(DATA TO EXAMINE):

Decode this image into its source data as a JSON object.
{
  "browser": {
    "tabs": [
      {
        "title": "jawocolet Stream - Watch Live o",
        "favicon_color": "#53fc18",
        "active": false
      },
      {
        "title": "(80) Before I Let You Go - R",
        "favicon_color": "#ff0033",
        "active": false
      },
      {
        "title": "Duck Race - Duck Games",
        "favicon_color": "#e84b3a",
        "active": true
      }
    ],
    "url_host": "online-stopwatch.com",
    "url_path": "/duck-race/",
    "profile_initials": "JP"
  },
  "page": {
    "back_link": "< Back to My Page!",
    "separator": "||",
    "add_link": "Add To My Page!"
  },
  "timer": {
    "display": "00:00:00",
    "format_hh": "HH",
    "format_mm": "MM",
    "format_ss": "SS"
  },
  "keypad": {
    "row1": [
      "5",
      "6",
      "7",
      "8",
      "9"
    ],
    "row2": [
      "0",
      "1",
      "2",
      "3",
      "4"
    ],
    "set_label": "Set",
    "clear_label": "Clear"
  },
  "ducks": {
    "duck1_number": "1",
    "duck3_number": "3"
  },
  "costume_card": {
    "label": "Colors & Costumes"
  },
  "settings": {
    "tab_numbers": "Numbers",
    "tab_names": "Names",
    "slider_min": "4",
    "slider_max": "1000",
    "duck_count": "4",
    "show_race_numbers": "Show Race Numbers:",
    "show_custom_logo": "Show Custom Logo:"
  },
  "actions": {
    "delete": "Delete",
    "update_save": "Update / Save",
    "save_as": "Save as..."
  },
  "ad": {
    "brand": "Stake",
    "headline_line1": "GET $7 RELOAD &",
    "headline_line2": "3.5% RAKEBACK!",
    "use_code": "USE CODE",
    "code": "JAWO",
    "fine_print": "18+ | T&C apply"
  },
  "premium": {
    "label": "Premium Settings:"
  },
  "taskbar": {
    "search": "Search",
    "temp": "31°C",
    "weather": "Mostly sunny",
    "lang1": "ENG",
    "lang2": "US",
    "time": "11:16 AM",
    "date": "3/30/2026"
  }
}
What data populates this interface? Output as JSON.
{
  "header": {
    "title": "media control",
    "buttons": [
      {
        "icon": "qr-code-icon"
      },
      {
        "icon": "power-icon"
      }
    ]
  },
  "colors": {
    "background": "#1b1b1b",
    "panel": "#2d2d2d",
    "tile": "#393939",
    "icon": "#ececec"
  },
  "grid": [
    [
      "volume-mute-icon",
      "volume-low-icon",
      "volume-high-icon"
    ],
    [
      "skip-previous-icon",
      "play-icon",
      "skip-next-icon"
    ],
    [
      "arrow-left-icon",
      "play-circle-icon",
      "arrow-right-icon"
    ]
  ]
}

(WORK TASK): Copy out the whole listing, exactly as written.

(SOLUTION):
Decode this image into its source data as a JSON object.
{
  "browser": {
    "tabs": [
      {
        "title": "jawocolet Stream - Watch Live o",
        "favicon_color": "#53fc18",
        "active": false
      },
      {
        "title": "(80) Before I Let You Go - R",
        "favicon_color": "#ff0033",
        "active": false
      },
      {
        "title": "Duck Race - Duck Games",
        "favicon_color": "#e84b3a",
        "active": true
      }
    ],
    "url_host": "online-stopwatch.com",
    "url_path": "/duck-race/",
    "profile_initials": "JP"
  },
  "page": {
    "back_link": "< Back to My Page!",
    "separator": "||",
    "add_link": "Add To My Page!"
  },
  "timer": {
    "display": "00:00:00",
    "format_hh": "HH",
    "format_mm": "MM",
    "format_ss": "SS"
  },
  "keypad": {
    "row1": [
      "5",
      "6",
      "7",
      "8",
      "9"
    ],
    "row2": [
      "0",
      "1",
      "2",
      "3",
      "4"
    ],
    "set_label": "Set",
    "clear_label": "Clear"
  },
  "ducks": {
    "duck1_number": "1",
    "duck3_number": "3"
  },
  "costume_card": {
    "label": "Colors & Costumes"
  },
  "settings": {
    "tab_numbers": "Numbers",
    "tab_names": "Names",
    "slider_min": "4",
    "slider_max": "1000",
    "duck_count": "4",
    "show_race_numbers": "Show Race Numbers:",
    "show_custom_logo": "Show Custom Logo:"
  },
  "actions": {
    "delete": "Delete",
    "update_save": "Update / Save",
    "save_as": "Save as..."
  },
  "ad": {
    "brand": "Stake",
    "headline_line1": "GET $7 RELOAD &",
    "headline_line2": "3.5% RAKEBACK!",
    "use_code": "USE CODE",
    "code": "JAWO",
    "fine_print": "18+ | T&C apply"
  },
  "premium": {
    "label": "Premium Settings:"
  },
  "taskbar": {
    "search": "Search",
    "temp": "31°C",
    "weather": "Mostly sunny",
    "lang1": "ENG",
    "lang2": "US",
    "time": "11:16 AM",
    "date": "3/30/2026"
  }
}
What data populates this interface? Output as JSON.
{
  "header": {
    "title": "media control",
    "buttons": [
      {
        "icon": "qr-code-icon"
      },
      {
        "icon": "power-icon"
      }
    ]
  },
  "colors": {
    "background": "#1b1b1b",
    "panel": "#2d2d2d",
    "tile": "#393939",
    "icon": "#ececec"
  },
  "grid": [
    [
      "volume-mute-icon",
      "volume-low-icon",
      "volume-high-icon"
    ],
    [
      "skip-previous-icon",
      "play-icon",
      "skip-next-icon"
    ],
    [
      "arrow-left-icon",
      "play-circle-icon",
      "arrow-right-icon"
    ]
  ]
}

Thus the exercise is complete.